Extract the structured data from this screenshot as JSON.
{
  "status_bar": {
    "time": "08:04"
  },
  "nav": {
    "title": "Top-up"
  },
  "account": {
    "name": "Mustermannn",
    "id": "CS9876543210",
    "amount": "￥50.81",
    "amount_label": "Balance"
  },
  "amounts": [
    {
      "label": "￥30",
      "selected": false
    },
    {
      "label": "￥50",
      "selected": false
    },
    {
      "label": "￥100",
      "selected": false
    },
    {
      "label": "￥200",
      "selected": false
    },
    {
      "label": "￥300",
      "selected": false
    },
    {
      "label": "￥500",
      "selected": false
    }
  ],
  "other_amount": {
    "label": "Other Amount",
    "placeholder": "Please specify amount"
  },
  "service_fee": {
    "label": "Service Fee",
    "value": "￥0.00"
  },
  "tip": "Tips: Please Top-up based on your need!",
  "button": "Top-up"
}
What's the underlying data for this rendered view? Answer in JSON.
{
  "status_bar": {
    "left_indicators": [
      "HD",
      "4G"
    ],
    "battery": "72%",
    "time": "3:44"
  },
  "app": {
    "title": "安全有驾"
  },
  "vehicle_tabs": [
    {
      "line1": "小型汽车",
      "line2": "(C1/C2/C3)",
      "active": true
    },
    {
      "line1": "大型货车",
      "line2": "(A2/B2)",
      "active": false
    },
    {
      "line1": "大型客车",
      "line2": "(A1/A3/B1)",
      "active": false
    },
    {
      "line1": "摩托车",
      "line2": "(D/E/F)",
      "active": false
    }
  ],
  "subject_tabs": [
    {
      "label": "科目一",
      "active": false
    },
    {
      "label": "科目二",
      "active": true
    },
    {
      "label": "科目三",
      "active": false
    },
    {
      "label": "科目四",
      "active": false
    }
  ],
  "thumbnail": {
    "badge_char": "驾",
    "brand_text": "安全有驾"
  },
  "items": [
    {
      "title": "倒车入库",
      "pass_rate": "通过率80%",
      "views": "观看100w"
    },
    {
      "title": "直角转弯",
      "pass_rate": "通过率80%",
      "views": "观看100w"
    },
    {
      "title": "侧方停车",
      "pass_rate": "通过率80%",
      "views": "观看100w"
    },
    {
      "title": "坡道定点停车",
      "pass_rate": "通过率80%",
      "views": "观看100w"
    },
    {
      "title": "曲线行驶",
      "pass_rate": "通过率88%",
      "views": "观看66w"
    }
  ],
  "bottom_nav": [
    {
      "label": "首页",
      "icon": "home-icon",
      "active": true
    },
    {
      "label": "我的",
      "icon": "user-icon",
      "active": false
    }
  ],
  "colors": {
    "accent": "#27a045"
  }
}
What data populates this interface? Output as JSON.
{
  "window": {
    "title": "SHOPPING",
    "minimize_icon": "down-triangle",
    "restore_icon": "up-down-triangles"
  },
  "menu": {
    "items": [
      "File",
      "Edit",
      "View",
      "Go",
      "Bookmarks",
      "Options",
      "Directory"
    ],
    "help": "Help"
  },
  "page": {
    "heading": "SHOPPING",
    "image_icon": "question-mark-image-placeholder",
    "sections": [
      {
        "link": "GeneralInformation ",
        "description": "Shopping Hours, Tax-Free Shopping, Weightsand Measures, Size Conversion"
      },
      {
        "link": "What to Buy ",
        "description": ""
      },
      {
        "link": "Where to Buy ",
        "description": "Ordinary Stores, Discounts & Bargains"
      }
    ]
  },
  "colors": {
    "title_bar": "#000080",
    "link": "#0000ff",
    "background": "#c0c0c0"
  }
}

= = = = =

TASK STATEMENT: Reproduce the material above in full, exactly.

ANSWER SPACE:
Extract the structured data from this screenshot as JSON.
{
  "status_bar": {
    "time": "08:04"
  },
  "nav": {
    "title": "Top-up"
  },
  "account": {
    "name": "Mustermannn",
    "id": "CS9876543210",
    "amount": "￥50.81",
    "amount_label": "Balance"
  },
  "amounts": [
    {
      "label": "￥30",
      "selected": false
    },
    {
      "label": "￥50",
      "selected": false
    },
    {
      "label": "￥100",
      "selected": false
    },
    {
      "label": "￥200",
      "selected": false
    },
    {
      "label": "￥300",
      "selected": false
    },
    {
      "label": "￥500",
      "selected": false
    }
  ],
  "other_amount": {
    "label": "Other Amount",
    "placeholder": "Please specify amount"
  },
  "service_fee": {
    "label": "Service Fee",
    "value": "￥0.00"
  },
  "tip": "Tips: Please Top-up based on your need!",
  "button": "Top-up"
}
What's the underlying data for this rendered view? Answer in JSON.
{
  "status_bar": {
    "left_indicators": [
      "HD",
      "4G"
    ],
    "battery": "72%",
    "time": "3:44"
  },
  "app": {
    "title": "安全有驾"
  },
  "vehicle_tabs": [
    {
      "line1": "小型汽车",
      "line2": "(C1/C2/C3)",
      "active": true
    },
    {
      "line1": "大型货车",
      "line2": "(A2/B2)",
      "active": false
    },
    {
      "line1": "大型客车",
      "line2": "(A1/A3/B1)",
      "active": false
    },
    {
      "line1": "摩托车",
      "line2": "(D/E/F)",
      "active": false
    }
  ],
  "subject_tabs": [
    {
      "label": "科目一",
      "active": false
    },
    {
      "label": "科目二",
      "active": true
    },
    {
      "label": "科目三",
      "active": false
    },
    {
      "label": "科目四",
      "active": false
    }
  ],
  "thumbnail": {
    "badge_char": "驾",
    "brand_text": "安全有驾"
  },
  "items": [
    {
      "title": "倒车入库",
      "pass_rate": "通过率80%",
      "views": "观看100w"
    },
    {
      "title": "直角转弯",
      "pass_rate": "通过率80%",
      "views": "观看100w"
    },
    {
      "title": "侧方停车",
      "pass_rate": "通过率80%",
      "views": "观看100w"
    },
    {
      "title": "坡道定点停车",
      "pass_rate": "通过率80%",
      "views": "观看100w"
    },
    {
      "title": "曲线行驶",
      "pass_rate": "通过率88%",
      "views": "观看66w"
    }
  ],
  "bottom_nav": [
    {
      "label": "首页",
      "icon": "home-icon",
      "active": true
    },
    {
      "label": "我的",
      "icon": "user-icon",
      "active": false
    }
  ],
  "colors": {
    "accent": "#27a045"
  }
}
What data populates this interface? Output as JSON.
{
  "window": {
    "title": "SHOPPING",
    "minimize_icon": "down-triangle",
    "restore_icon": "up-down-triangles"
  },
  "menu": {
    "items": [
      "File",
      "Edit",
      "View",
      "Go",
      "Bookmarks",
      "Options",
      "Directory"
    ],
    "help": "Help"
  },
  "page": {
    "heading": "SHOPPING",
    "image_icon": "question-mark-image-placeholder",
    "sections": [
      {
        "link": "GeneralInformation ",
        "description": "Shopping Hours, Tax-Free Shopping, Weightsand Measures, Size Conversion"
      },
      {
        "link": "What to Buy ",
        "description": ""
      },
      {
        "link": "Where to Buy ",
        "description": "Ordinary Stores, Discounts & Bargains"
      }
    ]
  },
  "colors": {
    "title_bar": "#000080",
    "link": "#0000ff",
    "background": "#c0c0c0"
  }
}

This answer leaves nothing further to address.